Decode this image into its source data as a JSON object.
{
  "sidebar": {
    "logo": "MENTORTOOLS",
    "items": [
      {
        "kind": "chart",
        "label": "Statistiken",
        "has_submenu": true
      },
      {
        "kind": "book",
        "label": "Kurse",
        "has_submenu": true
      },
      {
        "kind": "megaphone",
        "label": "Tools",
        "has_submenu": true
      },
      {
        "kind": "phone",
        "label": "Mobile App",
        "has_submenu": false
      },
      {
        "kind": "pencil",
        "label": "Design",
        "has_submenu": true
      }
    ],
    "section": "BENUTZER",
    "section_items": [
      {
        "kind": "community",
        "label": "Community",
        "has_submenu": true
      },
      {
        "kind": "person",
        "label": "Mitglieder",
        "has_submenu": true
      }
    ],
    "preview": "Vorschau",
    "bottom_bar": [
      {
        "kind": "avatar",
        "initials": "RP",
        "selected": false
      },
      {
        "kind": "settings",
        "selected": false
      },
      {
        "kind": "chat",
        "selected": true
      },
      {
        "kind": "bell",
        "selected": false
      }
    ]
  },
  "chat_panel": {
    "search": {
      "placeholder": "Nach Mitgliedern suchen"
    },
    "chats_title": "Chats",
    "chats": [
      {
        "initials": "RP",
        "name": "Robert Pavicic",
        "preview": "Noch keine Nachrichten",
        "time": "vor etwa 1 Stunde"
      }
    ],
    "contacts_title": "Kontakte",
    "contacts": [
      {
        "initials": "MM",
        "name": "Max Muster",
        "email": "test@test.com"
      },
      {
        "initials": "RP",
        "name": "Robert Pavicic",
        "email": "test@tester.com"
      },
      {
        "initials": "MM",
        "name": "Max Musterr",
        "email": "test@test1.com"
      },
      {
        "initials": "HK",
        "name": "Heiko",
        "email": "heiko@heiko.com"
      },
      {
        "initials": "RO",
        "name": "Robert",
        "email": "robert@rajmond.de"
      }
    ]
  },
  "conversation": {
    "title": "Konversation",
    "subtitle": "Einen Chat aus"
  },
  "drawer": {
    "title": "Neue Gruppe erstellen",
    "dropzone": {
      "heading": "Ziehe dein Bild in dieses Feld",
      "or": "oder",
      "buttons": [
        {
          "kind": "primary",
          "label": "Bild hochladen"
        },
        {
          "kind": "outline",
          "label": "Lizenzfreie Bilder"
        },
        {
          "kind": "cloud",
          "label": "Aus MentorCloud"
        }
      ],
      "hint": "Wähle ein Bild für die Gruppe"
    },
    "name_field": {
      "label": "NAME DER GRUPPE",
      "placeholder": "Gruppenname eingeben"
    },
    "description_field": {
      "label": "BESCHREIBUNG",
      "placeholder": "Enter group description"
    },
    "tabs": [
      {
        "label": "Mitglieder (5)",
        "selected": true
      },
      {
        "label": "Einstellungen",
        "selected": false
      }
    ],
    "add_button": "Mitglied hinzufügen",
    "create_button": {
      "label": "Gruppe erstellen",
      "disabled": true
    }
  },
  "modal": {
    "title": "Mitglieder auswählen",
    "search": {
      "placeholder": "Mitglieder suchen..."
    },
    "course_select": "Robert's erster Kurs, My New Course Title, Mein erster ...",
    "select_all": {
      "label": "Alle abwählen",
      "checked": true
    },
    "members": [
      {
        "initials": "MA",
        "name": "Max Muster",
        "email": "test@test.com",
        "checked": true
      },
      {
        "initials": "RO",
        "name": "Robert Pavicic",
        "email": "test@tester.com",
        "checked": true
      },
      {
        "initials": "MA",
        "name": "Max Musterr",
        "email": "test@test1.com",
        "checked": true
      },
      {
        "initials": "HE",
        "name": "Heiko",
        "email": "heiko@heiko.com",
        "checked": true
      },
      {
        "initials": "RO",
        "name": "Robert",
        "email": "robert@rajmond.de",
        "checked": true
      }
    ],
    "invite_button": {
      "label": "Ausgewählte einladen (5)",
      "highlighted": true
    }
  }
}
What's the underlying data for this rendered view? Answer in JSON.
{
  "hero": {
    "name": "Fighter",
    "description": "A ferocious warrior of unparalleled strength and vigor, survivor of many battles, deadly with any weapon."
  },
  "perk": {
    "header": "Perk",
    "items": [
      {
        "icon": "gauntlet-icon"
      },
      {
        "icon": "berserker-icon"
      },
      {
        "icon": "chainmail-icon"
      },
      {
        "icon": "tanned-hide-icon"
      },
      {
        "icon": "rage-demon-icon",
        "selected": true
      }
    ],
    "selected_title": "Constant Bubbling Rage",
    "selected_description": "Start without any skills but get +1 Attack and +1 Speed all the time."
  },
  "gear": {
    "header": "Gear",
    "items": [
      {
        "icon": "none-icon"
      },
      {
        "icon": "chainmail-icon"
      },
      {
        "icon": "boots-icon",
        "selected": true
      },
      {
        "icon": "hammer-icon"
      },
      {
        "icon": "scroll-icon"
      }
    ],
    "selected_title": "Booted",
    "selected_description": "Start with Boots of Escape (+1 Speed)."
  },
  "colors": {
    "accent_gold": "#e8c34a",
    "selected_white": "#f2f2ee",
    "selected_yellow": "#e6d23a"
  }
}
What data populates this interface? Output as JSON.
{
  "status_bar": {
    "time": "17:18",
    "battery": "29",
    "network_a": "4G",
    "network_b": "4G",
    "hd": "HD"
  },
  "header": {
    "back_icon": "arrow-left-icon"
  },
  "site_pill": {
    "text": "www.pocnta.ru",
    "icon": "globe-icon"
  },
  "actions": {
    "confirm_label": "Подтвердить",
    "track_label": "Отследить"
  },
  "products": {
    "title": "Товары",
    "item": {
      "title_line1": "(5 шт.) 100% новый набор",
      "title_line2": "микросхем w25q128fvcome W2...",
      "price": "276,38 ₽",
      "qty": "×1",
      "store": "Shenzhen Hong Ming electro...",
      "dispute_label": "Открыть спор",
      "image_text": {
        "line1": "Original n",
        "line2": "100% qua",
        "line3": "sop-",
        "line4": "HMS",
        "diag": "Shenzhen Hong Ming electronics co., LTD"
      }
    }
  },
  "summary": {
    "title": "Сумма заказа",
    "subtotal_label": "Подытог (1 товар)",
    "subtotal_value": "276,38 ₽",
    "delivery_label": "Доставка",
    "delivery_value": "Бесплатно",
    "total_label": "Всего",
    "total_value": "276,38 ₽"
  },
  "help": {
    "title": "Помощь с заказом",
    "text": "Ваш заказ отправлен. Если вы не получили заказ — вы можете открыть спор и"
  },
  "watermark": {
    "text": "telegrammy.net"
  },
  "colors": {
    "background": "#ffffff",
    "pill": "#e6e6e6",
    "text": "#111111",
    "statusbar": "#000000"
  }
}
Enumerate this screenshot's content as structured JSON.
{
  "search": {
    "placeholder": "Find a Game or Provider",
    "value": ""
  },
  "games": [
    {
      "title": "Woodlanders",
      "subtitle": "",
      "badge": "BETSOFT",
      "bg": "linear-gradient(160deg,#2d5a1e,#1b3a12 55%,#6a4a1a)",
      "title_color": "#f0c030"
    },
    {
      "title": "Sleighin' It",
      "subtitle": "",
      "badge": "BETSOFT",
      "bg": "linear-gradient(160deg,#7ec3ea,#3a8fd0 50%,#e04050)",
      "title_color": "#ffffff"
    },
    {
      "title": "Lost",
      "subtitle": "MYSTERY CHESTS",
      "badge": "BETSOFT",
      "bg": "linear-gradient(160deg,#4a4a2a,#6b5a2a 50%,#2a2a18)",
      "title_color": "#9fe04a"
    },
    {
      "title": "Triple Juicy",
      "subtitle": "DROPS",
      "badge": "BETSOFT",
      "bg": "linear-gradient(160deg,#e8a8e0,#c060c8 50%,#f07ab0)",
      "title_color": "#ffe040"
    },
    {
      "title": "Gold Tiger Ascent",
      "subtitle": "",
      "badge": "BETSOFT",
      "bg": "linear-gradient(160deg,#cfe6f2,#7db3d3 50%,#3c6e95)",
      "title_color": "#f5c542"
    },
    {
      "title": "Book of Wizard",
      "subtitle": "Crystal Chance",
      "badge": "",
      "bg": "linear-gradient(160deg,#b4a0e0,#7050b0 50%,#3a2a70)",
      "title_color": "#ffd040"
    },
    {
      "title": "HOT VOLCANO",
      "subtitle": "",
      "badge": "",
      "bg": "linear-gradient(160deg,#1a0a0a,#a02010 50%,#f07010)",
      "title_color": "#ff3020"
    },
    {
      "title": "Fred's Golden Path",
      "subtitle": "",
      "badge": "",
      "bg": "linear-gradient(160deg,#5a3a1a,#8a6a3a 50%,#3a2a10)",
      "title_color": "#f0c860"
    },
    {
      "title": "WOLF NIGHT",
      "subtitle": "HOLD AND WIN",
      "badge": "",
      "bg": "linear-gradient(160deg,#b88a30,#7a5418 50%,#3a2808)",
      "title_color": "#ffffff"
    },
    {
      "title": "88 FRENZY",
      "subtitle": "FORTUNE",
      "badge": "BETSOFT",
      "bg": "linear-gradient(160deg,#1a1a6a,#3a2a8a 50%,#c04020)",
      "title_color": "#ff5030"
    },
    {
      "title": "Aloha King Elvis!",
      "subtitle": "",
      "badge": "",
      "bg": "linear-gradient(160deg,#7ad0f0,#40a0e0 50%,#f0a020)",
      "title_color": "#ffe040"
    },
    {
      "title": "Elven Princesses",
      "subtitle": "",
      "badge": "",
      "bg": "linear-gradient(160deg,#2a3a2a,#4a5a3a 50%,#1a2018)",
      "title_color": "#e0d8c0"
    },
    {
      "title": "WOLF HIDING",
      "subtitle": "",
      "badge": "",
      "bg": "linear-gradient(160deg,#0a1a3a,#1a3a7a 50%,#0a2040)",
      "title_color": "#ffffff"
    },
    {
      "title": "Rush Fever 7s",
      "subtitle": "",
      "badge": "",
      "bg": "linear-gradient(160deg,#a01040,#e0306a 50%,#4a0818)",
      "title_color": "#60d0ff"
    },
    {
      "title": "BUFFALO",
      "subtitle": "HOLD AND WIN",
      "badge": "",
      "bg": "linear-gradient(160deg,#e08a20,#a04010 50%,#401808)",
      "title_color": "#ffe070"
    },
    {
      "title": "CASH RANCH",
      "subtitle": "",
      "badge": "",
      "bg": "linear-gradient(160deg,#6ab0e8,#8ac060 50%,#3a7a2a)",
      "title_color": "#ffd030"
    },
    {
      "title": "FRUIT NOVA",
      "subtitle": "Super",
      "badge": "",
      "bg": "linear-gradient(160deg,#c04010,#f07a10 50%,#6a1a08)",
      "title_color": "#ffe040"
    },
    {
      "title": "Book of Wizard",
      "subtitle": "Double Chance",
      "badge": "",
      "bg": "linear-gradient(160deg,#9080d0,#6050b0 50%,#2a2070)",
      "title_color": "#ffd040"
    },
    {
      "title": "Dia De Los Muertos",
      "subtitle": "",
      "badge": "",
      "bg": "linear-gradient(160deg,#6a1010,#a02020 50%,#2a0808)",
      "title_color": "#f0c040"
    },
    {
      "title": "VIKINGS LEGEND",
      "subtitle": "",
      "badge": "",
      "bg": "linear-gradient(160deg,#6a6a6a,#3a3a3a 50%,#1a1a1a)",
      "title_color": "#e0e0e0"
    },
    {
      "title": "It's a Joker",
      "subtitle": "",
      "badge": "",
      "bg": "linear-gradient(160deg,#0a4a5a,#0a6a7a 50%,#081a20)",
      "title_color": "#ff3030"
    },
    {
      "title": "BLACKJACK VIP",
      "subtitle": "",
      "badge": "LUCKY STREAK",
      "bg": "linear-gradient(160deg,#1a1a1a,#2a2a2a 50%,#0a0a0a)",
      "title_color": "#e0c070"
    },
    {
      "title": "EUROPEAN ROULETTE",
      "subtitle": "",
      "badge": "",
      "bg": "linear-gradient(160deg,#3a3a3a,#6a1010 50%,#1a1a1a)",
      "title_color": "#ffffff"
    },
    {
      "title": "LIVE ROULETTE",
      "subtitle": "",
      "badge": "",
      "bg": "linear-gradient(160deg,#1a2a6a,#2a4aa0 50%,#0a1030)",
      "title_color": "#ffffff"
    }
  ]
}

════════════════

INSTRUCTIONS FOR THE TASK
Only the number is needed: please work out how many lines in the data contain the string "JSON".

RESPONSE
4